On the other hand, the Aadhaar number is being seeded to all government databases – from lists of HIV patients, of rural citizens being offered 100 days of work, of students getting scholarships meant for specific social groups, of people with a bank account. Now in some sectors, such as banking, inter-agency sharing of data about clients is strictly regulated. But we increasingly have non-financial agencies playing crucial roles in the financial sector – from mobile wallets to peer-to-peer transaction to innovative credit ratings. Seeding of Aadhaar into all government and private databases would allow for easy and direct joining up of these databases by anyone who has access to them, and not at all by security agencies only.
When it becomes publicly acceptable that the money bill route was a ‘remedial’ instrument to put the Rajya Sabha ‘back on track’, one cannot not wonder about what was being remedied by avoiding a public debate about the draft bill before it was presented in Lok Sabha. The answer is simple: welfare is the message, surveillance is the medium.
Acceptance and adoption of all medium requires a message, a content. The users are interested in the message. The message, however, is not the business. Think of Free Basics. Facebook wants people with none or limited access to internet to enjoy parts of the internet at zero data cost. Facebook does not provide the content that the users consume on such internet. The content is created by the users themselves, and also provided by other companies. Facebook own and control the medium, and makes money out of all content, including interactions, passing through it.
The UIDAI has set up a biometric data bank and related infrastructure to offer authentication-as-a-service. As the Bill clarifies, almost all agencies (public or private, national or global) can use this service to verify the identity of Indian residents. Unlike Facebook, the content of these services do not flow through the Aadhaar system. Nonetheless, Aadhaar keeps track of all ‘authentication records’, that is records of whose identity was authenticated by whom, when, and where. This database is gold (data) mine for security agencies in India, and elsewhere. Further, as more agencies use authentication based on Aadhaar numbers, it becomes easier for them to combine and compare databases with other agencies doing the same, by linking each line of transaction across databases using Aadhaar numbers.
Welfare is the message that the Aadhaar system is riding on. The message is only useful for the medium as far as it ensures that the majority of the user population are subscribing to it. Once the users are enrolled, or on-boarded, the medium enables flow of all kinds of messages, and tracking and monetisation (perhaps not so much in the case of UIDAI) of all those flows. It does not matter if the Aadhaar system is being introduced to remedy the broken parliamentary process, or the broken welfare distribution system. What matters is that the UIDAI is establishing the infrastructure for a universal surveillance system in India, and without a formal acknowledgement and legal framework for the same.

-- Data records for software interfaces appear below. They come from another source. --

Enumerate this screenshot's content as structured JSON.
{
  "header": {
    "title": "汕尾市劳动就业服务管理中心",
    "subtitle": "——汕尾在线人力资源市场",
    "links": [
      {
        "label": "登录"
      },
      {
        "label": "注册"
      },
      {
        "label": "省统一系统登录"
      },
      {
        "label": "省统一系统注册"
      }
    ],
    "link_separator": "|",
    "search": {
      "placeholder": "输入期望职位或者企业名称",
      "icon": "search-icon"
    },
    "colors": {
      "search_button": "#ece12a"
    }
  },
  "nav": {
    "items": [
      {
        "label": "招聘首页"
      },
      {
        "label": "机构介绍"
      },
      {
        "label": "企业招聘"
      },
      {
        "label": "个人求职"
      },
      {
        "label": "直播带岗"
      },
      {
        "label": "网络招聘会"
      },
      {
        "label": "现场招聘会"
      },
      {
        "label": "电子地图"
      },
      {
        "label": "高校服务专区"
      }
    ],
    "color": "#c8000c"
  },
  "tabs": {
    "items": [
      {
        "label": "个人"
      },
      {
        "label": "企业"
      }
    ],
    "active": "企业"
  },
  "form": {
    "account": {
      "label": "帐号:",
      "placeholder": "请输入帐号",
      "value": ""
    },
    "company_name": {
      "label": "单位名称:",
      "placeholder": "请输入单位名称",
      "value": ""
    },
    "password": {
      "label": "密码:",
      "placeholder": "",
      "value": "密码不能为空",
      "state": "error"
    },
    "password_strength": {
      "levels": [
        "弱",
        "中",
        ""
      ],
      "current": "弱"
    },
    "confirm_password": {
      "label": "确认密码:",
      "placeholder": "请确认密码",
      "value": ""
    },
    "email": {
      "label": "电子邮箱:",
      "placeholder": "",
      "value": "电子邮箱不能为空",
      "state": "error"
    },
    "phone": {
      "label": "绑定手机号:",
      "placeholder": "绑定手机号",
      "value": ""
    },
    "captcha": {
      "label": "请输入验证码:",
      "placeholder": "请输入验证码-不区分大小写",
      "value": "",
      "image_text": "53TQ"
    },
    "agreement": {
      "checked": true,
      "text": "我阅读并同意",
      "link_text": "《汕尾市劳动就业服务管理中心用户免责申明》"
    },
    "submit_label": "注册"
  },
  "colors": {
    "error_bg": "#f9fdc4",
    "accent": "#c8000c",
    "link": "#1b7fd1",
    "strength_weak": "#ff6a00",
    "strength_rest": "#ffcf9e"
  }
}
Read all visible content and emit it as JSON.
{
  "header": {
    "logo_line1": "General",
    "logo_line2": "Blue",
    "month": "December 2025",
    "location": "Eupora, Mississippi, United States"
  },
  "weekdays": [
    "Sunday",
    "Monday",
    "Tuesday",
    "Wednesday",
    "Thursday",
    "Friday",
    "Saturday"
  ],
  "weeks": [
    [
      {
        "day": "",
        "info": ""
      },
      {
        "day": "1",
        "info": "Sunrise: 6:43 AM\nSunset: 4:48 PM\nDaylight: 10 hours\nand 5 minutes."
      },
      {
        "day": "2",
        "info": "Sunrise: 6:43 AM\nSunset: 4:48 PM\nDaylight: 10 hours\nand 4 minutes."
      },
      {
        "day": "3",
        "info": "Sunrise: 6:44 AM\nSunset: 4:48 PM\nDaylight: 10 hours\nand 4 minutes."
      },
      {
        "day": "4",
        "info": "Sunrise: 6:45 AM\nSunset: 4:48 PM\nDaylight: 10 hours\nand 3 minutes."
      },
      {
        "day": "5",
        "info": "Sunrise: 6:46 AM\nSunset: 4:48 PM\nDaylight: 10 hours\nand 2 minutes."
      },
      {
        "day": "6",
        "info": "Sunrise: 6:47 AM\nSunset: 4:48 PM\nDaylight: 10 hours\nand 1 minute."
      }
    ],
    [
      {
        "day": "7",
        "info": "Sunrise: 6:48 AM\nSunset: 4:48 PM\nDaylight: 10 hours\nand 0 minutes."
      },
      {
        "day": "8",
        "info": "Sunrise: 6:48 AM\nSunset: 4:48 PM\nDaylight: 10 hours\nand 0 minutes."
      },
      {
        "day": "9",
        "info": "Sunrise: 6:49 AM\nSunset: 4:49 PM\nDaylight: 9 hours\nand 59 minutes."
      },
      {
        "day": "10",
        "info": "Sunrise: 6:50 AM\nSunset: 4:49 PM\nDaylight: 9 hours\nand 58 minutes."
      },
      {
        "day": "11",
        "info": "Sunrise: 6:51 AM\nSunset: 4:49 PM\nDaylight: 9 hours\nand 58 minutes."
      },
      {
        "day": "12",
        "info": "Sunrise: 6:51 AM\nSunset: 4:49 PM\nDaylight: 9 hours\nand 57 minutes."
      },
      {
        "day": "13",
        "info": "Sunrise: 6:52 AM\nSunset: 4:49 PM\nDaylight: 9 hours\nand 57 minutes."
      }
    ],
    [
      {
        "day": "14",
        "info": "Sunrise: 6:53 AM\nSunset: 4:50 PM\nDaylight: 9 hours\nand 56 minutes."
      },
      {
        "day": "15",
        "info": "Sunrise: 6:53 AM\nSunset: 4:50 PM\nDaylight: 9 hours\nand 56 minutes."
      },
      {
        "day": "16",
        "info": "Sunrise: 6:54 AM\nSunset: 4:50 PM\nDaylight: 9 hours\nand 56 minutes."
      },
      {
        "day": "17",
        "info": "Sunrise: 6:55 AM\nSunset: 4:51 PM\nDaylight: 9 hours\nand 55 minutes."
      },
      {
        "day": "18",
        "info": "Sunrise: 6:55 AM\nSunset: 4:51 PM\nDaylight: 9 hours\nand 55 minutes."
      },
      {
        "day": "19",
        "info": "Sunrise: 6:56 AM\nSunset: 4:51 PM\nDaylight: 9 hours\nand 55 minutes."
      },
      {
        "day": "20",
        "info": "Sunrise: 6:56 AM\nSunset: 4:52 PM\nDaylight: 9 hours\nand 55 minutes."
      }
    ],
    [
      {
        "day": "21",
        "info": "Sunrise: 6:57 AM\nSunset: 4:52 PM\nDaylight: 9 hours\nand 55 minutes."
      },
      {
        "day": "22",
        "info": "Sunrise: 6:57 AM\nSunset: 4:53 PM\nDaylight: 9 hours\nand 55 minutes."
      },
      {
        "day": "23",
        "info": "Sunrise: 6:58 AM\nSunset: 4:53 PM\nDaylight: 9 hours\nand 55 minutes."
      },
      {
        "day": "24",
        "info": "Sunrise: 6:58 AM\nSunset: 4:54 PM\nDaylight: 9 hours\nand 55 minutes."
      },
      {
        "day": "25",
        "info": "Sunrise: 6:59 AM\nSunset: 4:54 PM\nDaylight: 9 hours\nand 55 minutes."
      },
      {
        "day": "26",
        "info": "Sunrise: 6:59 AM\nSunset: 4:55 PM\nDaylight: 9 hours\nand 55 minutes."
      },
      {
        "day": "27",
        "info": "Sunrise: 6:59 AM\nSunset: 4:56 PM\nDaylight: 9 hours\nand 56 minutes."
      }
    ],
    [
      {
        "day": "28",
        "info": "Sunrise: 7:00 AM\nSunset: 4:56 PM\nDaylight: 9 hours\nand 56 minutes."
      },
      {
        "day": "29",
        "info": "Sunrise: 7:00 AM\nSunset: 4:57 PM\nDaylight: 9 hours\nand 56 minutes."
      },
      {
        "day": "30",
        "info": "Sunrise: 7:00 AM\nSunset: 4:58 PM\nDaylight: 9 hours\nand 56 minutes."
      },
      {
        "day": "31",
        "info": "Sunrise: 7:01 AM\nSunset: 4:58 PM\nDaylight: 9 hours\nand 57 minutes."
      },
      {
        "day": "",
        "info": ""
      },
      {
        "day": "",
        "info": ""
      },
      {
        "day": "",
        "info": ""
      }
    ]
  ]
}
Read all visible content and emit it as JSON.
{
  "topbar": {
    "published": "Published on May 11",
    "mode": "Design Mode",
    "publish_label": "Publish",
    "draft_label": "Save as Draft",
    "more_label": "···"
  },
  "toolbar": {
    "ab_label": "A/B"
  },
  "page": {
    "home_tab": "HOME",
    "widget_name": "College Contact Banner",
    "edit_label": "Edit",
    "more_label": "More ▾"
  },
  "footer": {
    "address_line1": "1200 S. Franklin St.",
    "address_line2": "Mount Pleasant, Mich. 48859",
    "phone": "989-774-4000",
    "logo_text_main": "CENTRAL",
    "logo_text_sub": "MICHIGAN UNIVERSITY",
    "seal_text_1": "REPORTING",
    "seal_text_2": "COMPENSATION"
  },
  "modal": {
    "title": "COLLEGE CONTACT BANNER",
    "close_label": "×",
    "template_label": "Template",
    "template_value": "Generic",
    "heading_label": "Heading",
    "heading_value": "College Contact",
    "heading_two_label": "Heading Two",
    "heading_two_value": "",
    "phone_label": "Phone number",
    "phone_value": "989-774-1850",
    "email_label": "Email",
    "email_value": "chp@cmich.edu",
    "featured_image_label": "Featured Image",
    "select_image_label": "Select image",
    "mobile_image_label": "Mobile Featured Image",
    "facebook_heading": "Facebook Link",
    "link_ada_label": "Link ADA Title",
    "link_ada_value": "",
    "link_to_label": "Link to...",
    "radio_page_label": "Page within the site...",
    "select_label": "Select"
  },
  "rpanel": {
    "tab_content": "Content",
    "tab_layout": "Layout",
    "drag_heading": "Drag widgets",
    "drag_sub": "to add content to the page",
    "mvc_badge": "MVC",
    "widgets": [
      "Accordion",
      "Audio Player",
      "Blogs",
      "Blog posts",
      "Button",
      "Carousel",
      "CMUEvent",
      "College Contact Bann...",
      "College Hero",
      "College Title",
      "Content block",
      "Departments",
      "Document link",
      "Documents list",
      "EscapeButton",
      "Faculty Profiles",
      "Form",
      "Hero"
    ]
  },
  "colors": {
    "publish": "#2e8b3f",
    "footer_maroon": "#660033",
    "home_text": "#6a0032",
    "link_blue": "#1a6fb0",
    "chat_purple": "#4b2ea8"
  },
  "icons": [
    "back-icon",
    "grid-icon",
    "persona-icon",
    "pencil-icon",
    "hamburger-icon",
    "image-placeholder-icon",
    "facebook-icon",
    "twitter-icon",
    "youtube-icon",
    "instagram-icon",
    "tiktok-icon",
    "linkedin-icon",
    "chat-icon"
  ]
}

Sumandro Chattapadhyay works at the Centre for Internet and Society.